- Avoid skin contact with concrete.
- Work in a well-ventilated area.
- Wet concrete can be very slippery, so be careful when walking on it.
- If you get concrete on your skin, wash it off immediately with soap and water.
- Concrete can be caustic, so avoid getting it in your eyes.
- If you do get concrete in your eyes, flush them out immediately with water.
- Never leave tools lying around on wet concrete.
- Be aware of your surroundings and watch for hazards.
Common Mistakes When Moving a Shower Drain in Concrete
Here are some common mistakes people make when they try to move a shower drain in concrete:
1. Not removing the old drain first: This is a mistake because you need to remove the old drain before installing the new one. Otherwise, you’ll just be creating a bigger mess.
2. Not using the proper tools: You need to use the right tools for the job. Otherwise, you’ll just be making things worse. Make sure you have a drill, a saw, and the proper concrete cutting bits.
3. Not sealing the new drain: This is a mistake because you need to seal the new drain so that water doesn’t leak through. Otherwise, you’ll just be wasting your time.
4. Not testing the new drain: This is a mistake because you need to test it before using it. In any other case, you may find yourself dealing with a messy situation.
5. Not following the instructions: This is a mistake because you need to follow the instructions that come with the new drain. Otherwise, you could end up making things worse.
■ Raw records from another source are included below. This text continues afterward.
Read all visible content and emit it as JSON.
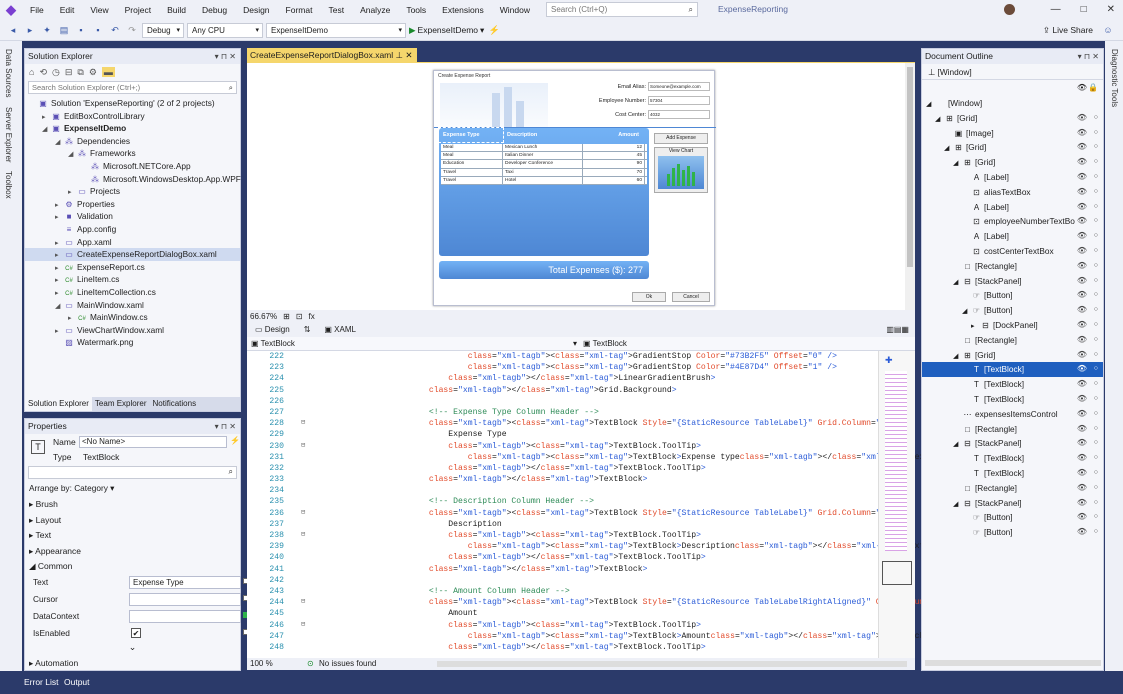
{
  "menu": [
    "File",
    "Edit",
    "View",
    "Project",
    "Build",
    "Debug",
    "Design",
    "Format",
    "Test",
    "Analyze",
    "Tools",
    "Extensions",
    "Window",
    "Help"
  ],
  "search": {
    "placeholder": "Search (Ctrl+Q)"
  },
  "solution_name": "ExpenseReporting",
  "toolbar": {
    "config": "Debug",
    "platform": "Any CPU",
    "startup": "ExpenseItDemo",
    "run": "ExpenseItDemo",
    "liveshare": "Live Share"
  },
  "left_rail": [
    "Data Sources",
    "Server Explorer",
    "Toolbox"
  ],
  "right_rail": [
    "Diagnostic Tools"
  ],
  "solution_explorer": {
    "title": "Solution Explorer",
    "search": "Search Solution Explorer (Ctrl+;)",
    "items": [
      {
        "label": "Solution 'ExpenseReporting' (2 of 2 projects)",
        "indent": 0,
        "arrow": "",
        "icon": "▣"
      },
      {
        "label": "EditBoxControlLibrary",
        "indent": 1,
        "arrow": "▸",
        "icon": "▣"
      },
      {
        "label": "ExpenseItDemo",
        "indent": 1,
        "arrow": "◢",
        "icon": "▣",
        "bold": true
      },
      {
        "label": "Dependencies",
        "indent": 2,
        "arrow": "◢",
        "icon": "⁂"
      },
      {
        "label": "Frameworks",
        "indent": 3,
        "arrow": "◢",
        "icon": "⁂"
      },
      {
        "label": "Microsoft.NETCore.App",
        "indent": 4,
        "arrow": "",
        "icon": "⁂"
      },
      {
        "label": "Microsoft.WindowsDesktop.App.WPF",
        "indent": 4,
        "arrow": "",
        "icon": "⁂"
      },
      {
        "label": "Projects",
        "indent": 3,
        "arrow": "▸",
        "icon": "▭"
      },
      {
        "label": "Properties",
        "indent": 2,
        "arrow": "▸",
        "icon": "⚙"
      },
      {
        "label": "Validation",
        "indent": 2,
        "arrow": "▸",
        "icon": "■"
      },
      {
        "label": "App.config",
        "indent": 2,
        "arrow": "",
        "icon": "≡"
      },
      {
        "label": "App.xaml",
        "indent": 2,
        "arrow": "▸",
        "icon": "▭"
      },
      {
        "label": "CreateExpenseReportDialogBox.xaml",
        "indent": 2,
        "arrow": "▸",
        "icon": "▭",
        "selected": true
      },
      {
        "label": "ExpenseReport.cs",
        "indent": 2,
        "arrow": "▸",
        "icon": "C#"
      },
      {
        "label": "LineItem.cs",
        "indent": 2,
        "arrow": "▸",
        "icon": "C#"
      },
      {
        "label": "LineItemCollection.cs",
        "indent": 2,
        "arrow": "▸",
        "icon": "C#"
      },
      {
        "label": "MainWindow.xaml",
        "indent": 2,
        "arrow": "◢",
        "icon": "▭"
      },
      {
        "label": "MainWindow.cs",
        "indent": 3,
        "arrow": "▸",
        "icon": "C#"
      },
      {
        "label": "ViewChartWindow.xaml",
        "indent": 2,
        "arrow": "▸",
        "icon": "▭"
      },
      {
        "label": "Watermark.png",
        "indent": 2,
        "arrow": "",
        "icon": "▨"
      }
    ],
    "bottom_tabs": [
      "Solution Explorer",
      "Team Explorer",
      "Notifications"
    ]
  },
  "properties": {
    "title": "Properties",
    "name_label": "Name",
    "name_value": "<No Name>",
    "type_label": "Type",
    "type_value": "TextBlock",
    "arrange": "Arrange by: Category",
    "categories": [
      "Brush",
      "Layout",
      "Text",
      "Appearance"
    ],
    "common": "Common",
    "rows": [
      {
        "label": "Text",
        "value": "Expense Type"
      },
      {
        "label": "Cursor",
        "value": ""
      },
      {
        "label": "DataContext",
        "value": ""
      },
      {
        "label": "IsEnabled",
        "value": "✔"
      }
    ],
    "automation": "Automation"
  },
  "editor": {
    "tab": "CreateExpenseReportDialogBox.xaml",
    "zoom": "66.67%",
    "design_tab": "Design",
    "xaml_tab": "XAML",
    "breadcrumb_left": "TextBlock",
    "breadcrumb_right": "TextBlock",
    "code_zoom": "100 %",
    "issues": "No issues found",
    "dialog": {
      "title": "Create Expense Report",
      "email_label": "Email Alias:",
      "email_value": "Someone@example.com",
      "emp_label": "Employee Number:",
      "emp_value": "57304",
      "cost_label": "Cost Center:",
      "cost_value": "4032",
      "headers": [
        "Expense Type",
        "Description",
        "Amount"
      ],
      "rows": [
        [
          "Meal",
          "Mexican Lunch",
          "12"
        ],
        [
          "Meal",
          "Italian Dinner",
          "45"
        ],
        [
          "Education",
          "Developer Conference",
          "90"
        ],
        [
          "Travel",
          "Taxi",
          "70"
        ],
        [
          "Travel",
          "Hotel",
          "60"
        ]
      ],
      "add_button": "Add Expense",
      "chart_button": "View Chart",
      "total_label": "Total Expenses ($):",
      "total_value": "277",
      "ok": "Ok",
      "cancel": "Cancel"
    },
    "lines": [
      {
        "n": "222",
        "t": "                <GradientStop Color=\"#73B2F5\" Offset=\"0\" />"
      },
      {
        "n": "223",
        "t": "                <GradientStop Color=\"#4E87D4\" Offset=\"1\" />"
      },
      {
        "n": "224",
        "t": "            </LinearGradientBrush>"
      },
      {
        "n": "225",
        "t": "        </Grid.Background>"
      },
      {
        "n": "226",
        "t": ""
      },
      {
        "n": "227",
        "t": "        <!-- Expense Type Column Header -->"
      },
      {
        "n": "228",
        "t": "        <TextBlock Style=\"{StaticResource TableLabel}\" Grid.Column=\"0\">"
      },
      {
        "n": "229",
        "t": "            Expense Type"
      },
      {
        "n": "230",
        "t": "            <TextBlock.ToolTip>"
      },
      {
        "n": "231",
        "t": "                <TextBlock>Expense type</TextBlock>"
      },
      {
        "n": "232",
        "t": "            </TextBlock.ToolTip>"
      },
      {
        "n": "233",
        "t": "        </TextBlock>"
      },
      {
        "n": "234",
        "t": ""
      },
      {
        "n": "235",
        "t": "        <!-- Description Column Header -->"
      },
      {
        "n": "236",
        "t": "        <TextBlock Style=\"{StaticResource TableLabel}\" Grid.Column=\"1\">"
      },
      {
        "n": "237",
        "t": "            Description"
      },
      {
        "n": "238",
        "t": "            <TextBlock.ToolTip>"
      },
      {
        "n": "239",
        "t": "                <TextBlock>Description</TextBlock>"
      },
      {
        "n": "240",
        "t": "            </TextBlock.ToolTip>"
      },
      {
        "n": "241",
        "t": "        </TextBlock>"
      },
      {
        "n": "242",
        "t": ""
      },
      {
        "n": "243",
        "t": "        <!-- Amount Column Header -->"
      },
      {
        "n": "244",
        "t": "        <TextBlock Style=\"{StaticResource TableLabelRightAligned}\" Grid.Column=\"2\">"
      },
      {
        "n": "245",
        "t": "            Amount"
      },
      {
        "n": "246",
        "t": "            <TextBlock.ToolTip>"
      },
      {
        "n": "247",
        "t": "                <TextBlock>Amount</TextBlock>"
      },
      {
        "n": "248",
        "t": "            </TextBlock.ToolTip>"
      }
    ]
  },
  "outline": {
    "title": "Document Outline",
    "window_crumb": "[Window]",
    "items": [
      {
        "label": "[Window]",
        "indent": 0,
        "arrow": "◢",
        "icon": ""
      },
      {
        "label": "[Grid]",
        "indent": 1,
        "arrow": "◢",
        "icon": "⊞"
      },
      {
        "label": "[Image]",
        "indent": 2,
        "arrow": "",
        "icon": "▣"
      },
      {
        "label": "[Grid]",
        "indent": 2,
        "arrow": "◢",
        "icon": "⊞"
      },
      {
        "label": "[Grid]",
        "indent": 3,
        "arrow": "◢",
        "icon": "⊞"
      },
      {
        "label": "[Label]",
        "indent": 4,
        "arrow": "",
        "icon": "A"
      },
      {
        "label": "aliasTextBox",
        "indent": 4,
        "arrow": "",
        "icon": "⊡"
      },
      {
        "label": "[Label]",
        "indent": 4,
        "arrow": "",
        "icon": "A"
      },
      {
        "label": "employeeNumberTextBo",
        "indent": 4,
        "arrow": "",
        "icon": "⊡"
      },
      {
        "label": "[Label]",
        "indent": 4,
        "arrow": "",
        "icon": "A"
      },
      {
        "label": "costCenterTextBox",
        "indent": 4,
        "arrow": "",
        "icon": "⊡"
      },
      {
        "label": "[Rectangle]",
        "indent": 3,
        "arrow": "",
        "icon": "□"
      },
      {
        "label": "[StackPanel]",
        "indent": 3,
        "arrow": "◢",
        "icon": "⊟"
      },
      {
        "label": "[Button]",
        "indent": 4,
        "arrow": "",
        "icon": "☞"
      },
      {
        "label": "[Button]",
        "indent": 4,
        "arrow": "◢",
        "icon": "☞"
      },
      {
        "label": "[DockPanel]",
        "indent": 5,
        "arrow": "▸",
        "icon": "⊟"
      },
      {
        "label": "[Rectangle]",
        "indent": 3,
        "arrow": "",
        "icon": "□"
      },
      {
        "label": "[Grid]",
        "indent": 3,
        "arrow": "◢",
        "icon": "⊞"
      },
      {
        "label": "[TextBlock]",
        "indent": 4,
        "arrow": "",
        "icon": "T",
        "selected": true
      },
      {
        "label": "[TextBlock]",
        "indent": 4,
        "arrow": "",
        "icon": "T"
      },
      {
        "label": "[TextBlock]",
        "indent": 4,
        "arrow": "",
        "icon": "T"
      },
      {
        "label": "expensesItemsControl",
        "indent": 3,
        "arrow": "",
        "icon": "⋯"
      },
      {
        "label": "[Rectangle]",
        "indent": 3,
        "arrow": "",
        "icon": "□"
      },
      {
        "label": "[StackPanel]",
        "indent": 3,
        "arrow": "◢",
        "icon": "⊟"
      },
      {
        "label": "[TextBlock]",
        "indent": 4,
        "arrow": "",
        "icon": "T"
      },
      {
        "label": "[TextBlock]",
        "indent": 4,
        "arrow": "",
        "icon": "T"
      },
      {
        "label": "[Rectangle]",
        "indent": 3,
        "arrow": "",
        "icon": "□"
      },
      {
        "label": "[StackPanel]",
        "indent": 3,
        "arrow": "◢",
        "icon": "⊟"
      },
      {
        "label": "[Button]",
        "indent": 4,
        "arrow": "",
        "icon": "☞"
      },
      {
        "label": "[Button]",
        "indent": 4,
        "arrow": "",
        "icon": "☞"
      }
    ]
  },
  "status_tabs": [
    "Error List",
    "Output"
  ],
  "colors": {
    "accent": "#1f5fbf",
    "tab_active": "#f5d66c",
    "frame": "#2b3a6a",
    "grid_blue": "#4e87d4"
  }
}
Moving a shower drain in concrete is not a difficult task, but it does require some care and attention to detail. Be sure to follow the instructions carefully and take your time. With a little bit of effort, you should be able to move your shower drain without any problems.